I have a lot of respect for Celebrity stylist Caroline Watson who styles One Direction, she regularly gives me advice when I bump into her, she’s a veteran in this game too, she’s done everyone from Robbie Williams to Usher.
My ultimate style icon right now is Nick Wooster, every time I see a look he wears I want to give a standing ovation.
Do you read blogs and source inspiration from them? If so, which ones should we be keeping our eyes out for? I absolutely love:
Streetetiquette.com- one of the first fashion blogs I ever came across, these guys really inspired me on all kinds of levels, I really love their perspective on style.
Jjjjound.com- beautiful random pictures
Beautifulpicturesofhealthyfood.tumlr.com- It’s as literal as the name, but the colours are so vivid and inspiring.
You recently joined menswear community Individualism, can you tell us about what you are up to there? Individualism brings around 15 young creative from photographers, graphic designers and stylists living in London to one platform where we can all express our love for menswear. The editor Aaron Christian encourages us to show our freelance work off too. More than anything it’s a team of good natured, ambitious people who are prepared to work their butts off to get to their dreams. Everybody in the team inspires me.
What are the origins of your love of menswear and tomboy dressing? I literally cannot remember it being any different for me, I have a vague memory of my mum trying to put me in a dress for my 5th birthday. Even then I knew that a dress just wasn’t me.

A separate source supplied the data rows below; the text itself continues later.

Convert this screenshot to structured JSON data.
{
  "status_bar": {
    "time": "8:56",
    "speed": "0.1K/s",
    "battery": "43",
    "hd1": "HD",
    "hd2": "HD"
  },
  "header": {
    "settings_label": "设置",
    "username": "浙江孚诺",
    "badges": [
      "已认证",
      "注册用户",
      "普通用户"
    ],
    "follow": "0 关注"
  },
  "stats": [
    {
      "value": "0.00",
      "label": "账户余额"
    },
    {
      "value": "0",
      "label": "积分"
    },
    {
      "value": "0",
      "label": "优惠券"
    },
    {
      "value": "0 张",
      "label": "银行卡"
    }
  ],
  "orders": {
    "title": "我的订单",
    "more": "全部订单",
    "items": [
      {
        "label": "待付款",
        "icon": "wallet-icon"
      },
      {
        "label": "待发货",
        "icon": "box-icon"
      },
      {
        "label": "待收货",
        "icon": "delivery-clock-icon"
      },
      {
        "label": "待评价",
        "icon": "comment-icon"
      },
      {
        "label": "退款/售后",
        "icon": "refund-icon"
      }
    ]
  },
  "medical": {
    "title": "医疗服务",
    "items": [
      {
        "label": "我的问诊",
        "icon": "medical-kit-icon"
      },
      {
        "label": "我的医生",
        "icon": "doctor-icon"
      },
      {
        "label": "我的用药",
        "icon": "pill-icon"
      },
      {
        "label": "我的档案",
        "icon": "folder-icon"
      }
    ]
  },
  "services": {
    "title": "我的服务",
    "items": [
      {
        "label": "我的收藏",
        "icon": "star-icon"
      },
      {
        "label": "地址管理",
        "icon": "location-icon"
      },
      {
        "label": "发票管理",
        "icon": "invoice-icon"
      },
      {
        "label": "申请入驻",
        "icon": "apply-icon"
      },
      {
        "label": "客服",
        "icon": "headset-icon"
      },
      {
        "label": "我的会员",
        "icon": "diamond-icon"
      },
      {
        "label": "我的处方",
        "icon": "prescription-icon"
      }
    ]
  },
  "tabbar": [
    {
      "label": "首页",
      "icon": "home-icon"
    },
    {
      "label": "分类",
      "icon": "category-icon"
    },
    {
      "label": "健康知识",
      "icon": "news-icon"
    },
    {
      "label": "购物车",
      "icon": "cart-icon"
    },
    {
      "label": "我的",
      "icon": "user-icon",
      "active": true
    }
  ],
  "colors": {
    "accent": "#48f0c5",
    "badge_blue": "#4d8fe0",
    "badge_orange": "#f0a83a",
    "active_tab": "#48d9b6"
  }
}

I’m not going out of my way to be a tomboy and as I get older my style is becoming more feminine than it ever has been. As well as fashion and style I’m really interested in Sociology. Dressing like a ‘girl’ is someone else’s idea of what it means to be a woman- I don’t want someone else’s idea to define who I am, I just want to feel comfortable and express who I am freely.
Who should us girls we be keeping our eyes out for in menswear? Do you have a favourite menswear designer/brand? I absolutely love Thom Browne, Mark McNairy, Comme Des Garcons, Junya Watanabe & Ralph Lauren will always be my all time favourite, he made the tomboy look extremely sexy.
If you weren’t a celebrity stylist what would you be doing? I’ve always wanted to be a DJ, music has always been my first love, I couldn’t think of anything better than having a party and playing my favourite songs all night!
What’s next for Ayishat? Haha I’ve never really planned anything so to speak, I go with my heart and lets hope my heart leads to more exciting clients and a possible clothing line one day.
Fashion aside I would love to run work shops for young people where we can do a range of creative things and I can advice about what to expect from the industry and how to approach getting into the industry to start.